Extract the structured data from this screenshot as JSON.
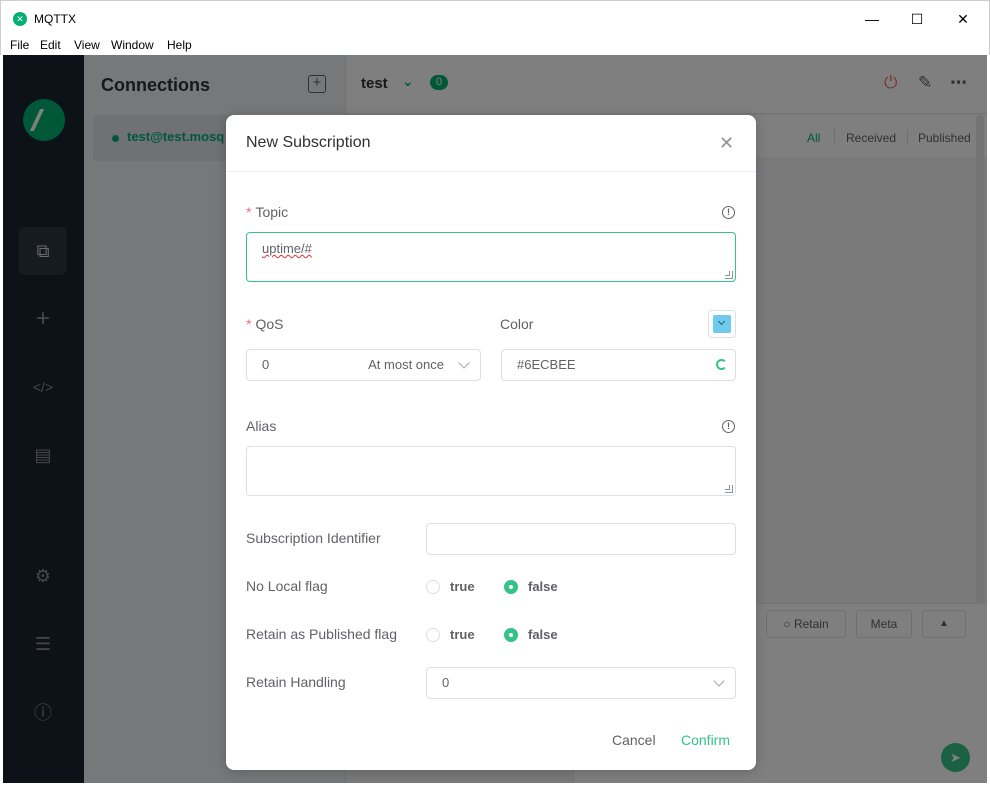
{
  "window": {
    "title": "MQTTX",
    "menu": [
      "File",
      "Edit",
      "View",
      "Window",
      "Help"
    ]
  },
  "sidebar": {
    "title": "Connections",
    "connections": [
      {
        "name": "test@test.mosq",
        "status": "connected"
      }
    ]
  },
  "main": {
    "title": "test",
    "message_count": "0",
    "filters": [
      "All",
      "Received",
      "Published"
    ],
    "active_filter": "All",
    "send_bar": {
      "retain_label": "Retain",
      "meta_label": "Meta"
    }
  },
  "dialog": {
    "title": "New Subscription",
    "topic": {
      "label": "Topic",
      "value": "uptime/#",
      "required": true
    },
    "qos": {
      "label": "QoS",
      "value": "0",
      "description": "At most once",
      "required": true
    },
    "color": {
      "label": "Color",
      "value": "#6ECBEE",
      "swatch": "#6ECBEE"
    },
    "alias": {
      "label": "Alias",
      "value": ""
    },
    "subscription_identifier": {
      "label": "Subscription Identifier",
      "value": ""
    },
    "no_local": {
      "label": "No Local flag",
      "options": [
        "true",
        "false"
      ],
      "selected": "false"
    },
    "retain_as_published": {
      "label": "Retain as Published flag",
      "options": [
        "true",
        "false"
      ],
      "selected": "false"
    },
    "retain_handling": {
      "label": "Retain Handling",
      "value": "0"
    },
    "cancel_label": "Cancel",
    "confirm_label": "Confirm"
  },
  "colors": {
    "accent": "#00b173",
    "nav_bg": "#1b2530"
  }
}
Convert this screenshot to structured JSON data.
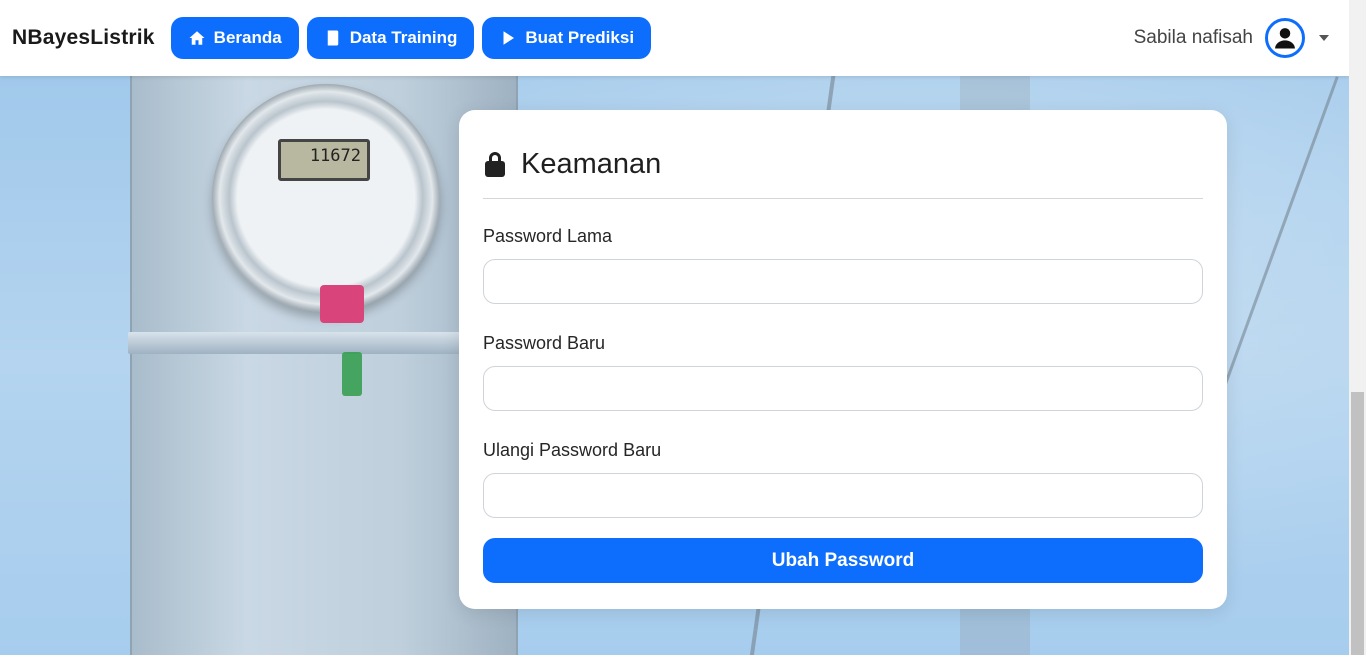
{
  "navbar": {
    "brand": "NBayesListrik",
    "buttons": [
      {
        "label": "Beranda",
        "icon": "home-icon"
      },
      {
        "label": "Data Training",
        "icon": "book-icon"
      },
      {
        "label": "Buat Prediksi",
        "icon": "play-icon"
      }
    ],
    "user": {
      "name": "Sabila nafisah",
      "avatar_icon": "user-circle-icon"
    }
  },
  "card": {
    "title": "Keamanan",
    "title_icon": "lock-icon",
    "fields": [
      {
        "label": "Password Lama",
        "value": ""
      },
      {
        "label": "Password Baru",
        "value": ""
      },
      {
        "label": "Ulangi Password Baru",
        "value": ""
      }
    ],
    "submit_label": "Ubah Password"
  },
  "background": {
    "meter_reading": "11672"
  },
  "colors": {
    "primary": "#0d6efd",
    "navbar_bg": "#ffffff",
    "card_bg": "#ffffff"
  }
}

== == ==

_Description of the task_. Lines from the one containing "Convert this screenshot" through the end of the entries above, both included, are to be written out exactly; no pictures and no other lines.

_Written answer_.
Convert this screenshot to structured JSON data.
{
  "navbar": {
    "brand": "NBayesListrik",
    "buttons": [
      {
        "label": "Beranda",
        "icon": "home-icon"
      },
      {
        "label": "Data Training",
        "icon": "book-icon"
      },
      {
        "label": "Buat Prediksi",
        "icon": "play-icon"
      }
    ],
    "user": {
      "name": "Sabila nafisah",
      "avatar_icon": "user-circle-icon"
    }
  },
  "card": {
    "title": "Keamanan",
    "title_icon": "lock-icon",
    "fields": [
      {
        "label": "Password Lama",
        "value": ""
      },
      {
        "label": "Password Baru",
        "value": ""
      },
      {
        "label": "Ulangi Password Baru",
        "value": ""
      }
    ],
    "submit_label": "Ubah Password"
  },
  "background": {
    "meter_reading": "11672"
  },
  "colors": {
    "primary": "#0d6efd",
    "navbar_bg": "#ffffff",
    "card_bg": "#ffffff"
  }
}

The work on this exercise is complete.